What you will do -
Every line from the one containing "Read all visible content and emit it as JSON." to the end of the records below, written out word for word, is the whole answer.

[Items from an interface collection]
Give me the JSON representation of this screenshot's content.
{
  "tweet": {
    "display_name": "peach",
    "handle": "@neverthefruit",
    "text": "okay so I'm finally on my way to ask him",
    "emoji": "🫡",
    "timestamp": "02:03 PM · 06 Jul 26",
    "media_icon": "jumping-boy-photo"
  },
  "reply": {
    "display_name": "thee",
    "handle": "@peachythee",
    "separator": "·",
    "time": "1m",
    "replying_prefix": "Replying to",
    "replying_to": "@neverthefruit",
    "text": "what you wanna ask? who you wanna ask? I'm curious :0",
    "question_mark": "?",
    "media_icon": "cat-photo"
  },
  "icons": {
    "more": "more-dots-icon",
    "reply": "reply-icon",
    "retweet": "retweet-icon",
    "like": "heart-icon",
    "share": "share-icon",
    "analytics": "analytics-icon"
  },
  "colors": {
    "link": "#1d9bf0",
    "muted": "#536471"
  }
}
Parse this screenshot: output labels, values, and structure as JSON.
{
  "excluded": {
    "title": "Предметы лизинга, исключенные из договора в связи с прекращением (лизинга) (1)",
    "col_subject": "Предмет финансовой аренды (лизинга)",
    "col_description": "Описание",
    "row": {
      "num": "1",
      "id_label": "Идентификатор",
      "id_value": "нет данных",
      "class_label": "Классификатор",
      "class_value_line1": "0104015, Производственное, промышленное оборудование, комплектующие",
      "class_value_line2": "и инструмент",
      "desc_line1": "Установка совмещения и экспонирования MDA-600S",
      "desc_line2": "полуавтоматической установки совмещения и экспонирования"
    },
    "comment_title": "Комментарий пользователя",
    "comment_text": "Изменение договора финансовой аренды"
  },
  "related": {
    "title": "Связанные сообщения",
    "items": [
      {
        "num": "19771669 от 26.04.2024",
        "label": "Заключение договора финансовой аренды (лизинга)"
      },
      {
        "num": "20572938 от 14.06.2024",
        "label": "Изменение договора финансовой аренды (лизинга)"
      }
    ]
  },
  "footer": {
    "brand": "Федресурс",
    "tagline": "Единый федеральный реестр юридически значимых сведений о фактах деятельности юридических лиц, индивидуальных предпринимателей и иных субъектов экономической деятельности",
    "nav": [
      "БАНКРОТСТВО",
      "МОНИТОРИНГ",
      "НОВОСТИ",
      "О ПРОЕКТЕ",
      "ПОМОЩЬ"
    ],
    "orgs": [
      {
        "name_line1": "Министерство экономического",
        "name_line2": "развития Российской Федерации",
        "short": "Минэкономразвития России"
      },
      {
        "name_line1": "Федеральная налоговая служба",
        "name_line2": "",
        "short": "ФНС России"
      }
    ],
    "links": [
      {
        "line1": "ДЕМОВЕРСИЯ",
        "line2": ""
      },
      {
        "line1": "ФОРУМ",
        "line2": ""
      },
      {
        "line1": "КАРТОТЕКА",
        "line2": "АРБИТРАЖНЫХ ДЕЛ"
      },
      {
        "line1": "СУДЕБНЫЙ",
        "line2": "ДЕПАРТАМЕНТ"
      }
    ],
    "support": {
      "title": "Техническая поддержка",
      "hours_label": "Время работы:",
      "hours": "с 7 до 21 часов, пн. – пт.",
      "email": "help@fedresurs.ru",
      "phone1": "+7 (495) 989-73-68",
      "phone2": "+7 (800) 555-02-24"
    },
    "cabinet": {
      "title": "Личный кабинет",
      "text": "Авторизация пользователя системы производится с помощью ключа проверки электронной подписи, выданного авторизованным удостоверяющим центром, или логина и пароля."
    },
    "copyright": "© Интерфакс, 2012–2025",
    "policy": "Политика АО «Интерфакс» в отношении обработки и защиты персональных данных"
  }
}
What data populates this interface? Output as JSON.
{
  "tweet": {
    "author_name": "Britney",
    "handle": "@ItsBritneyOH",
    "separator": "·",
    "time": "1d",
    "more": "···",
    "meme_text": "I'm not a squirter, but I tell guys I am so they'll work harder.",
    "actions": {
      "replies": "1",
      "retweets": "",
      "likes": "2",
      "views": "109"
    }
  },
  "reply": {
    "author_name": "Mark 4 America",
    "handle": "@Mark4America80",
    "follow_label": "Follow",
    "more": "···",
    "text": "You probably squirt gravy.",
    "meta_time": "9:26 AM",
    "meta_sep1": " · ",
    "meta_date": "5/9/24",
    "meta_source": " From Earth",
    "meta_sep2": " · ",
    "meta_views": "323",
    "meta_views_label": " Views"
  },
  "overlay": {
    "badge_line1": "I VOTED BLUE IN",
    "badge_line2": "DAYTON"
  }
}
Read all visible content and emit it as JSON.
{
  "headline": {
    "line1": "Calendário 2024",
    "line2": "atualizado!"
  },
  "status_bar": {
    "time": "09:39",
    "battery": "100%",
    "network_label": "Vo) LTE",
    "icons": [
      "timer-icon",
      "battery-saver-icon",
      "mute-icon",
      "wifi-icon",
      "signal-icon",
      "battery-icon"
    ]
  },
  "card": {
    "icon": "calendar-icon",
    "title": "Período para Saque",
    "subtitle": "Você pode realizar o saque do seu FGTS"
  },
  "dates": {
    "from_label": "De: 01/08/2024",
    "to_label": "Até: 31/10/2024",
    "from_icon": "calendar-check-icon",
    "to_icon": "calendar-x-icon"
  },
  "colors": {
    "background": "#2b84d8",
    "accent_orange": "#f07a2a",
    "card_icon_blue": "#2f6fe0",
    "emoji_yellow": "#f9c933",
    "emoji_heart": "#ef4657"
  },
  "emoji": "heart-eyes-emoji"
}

Solution to the problem -
Read all visible content and emit it as JSON.
{
  "headline": {
    "line1": "Calendário 2024",
    "line2": "atualizado!"
  },
  "status_bar": {
    "time": "09:39",
    "battery": "100%",
    "network_label": "Vo) LTE",
    "icons": [
      "timer-icon",
      "battery-saver-icon",
      "mute-icon",
      "wifi-icon",
      "signal-icon",
      "battery-icon"
    ]
  },
  "card": {
    "icon": "calendar-icon",
    "title": "Período para Saque",
    "subtitle": "Você pode realizar o saque do seu FGTS"
  },
  "dates": {
    "from_label": "De: 01/08/2024",
    "to_label": "Até: 31/10/2024",
    "from_icon": "calendar-check-icon",
    "to_icon": "calendar-x-icon"
  },
  "colors": {
    "background": "#2b84d8",
    "accent_orange": "#f07a2a",
    "card_icon_blue": "#2f6fe0",
    "emoji_yellow": "#f9c933",
    "emoji_heart": "#ef4657"
  },
  "emoji": "heart-eyes-emoji"
}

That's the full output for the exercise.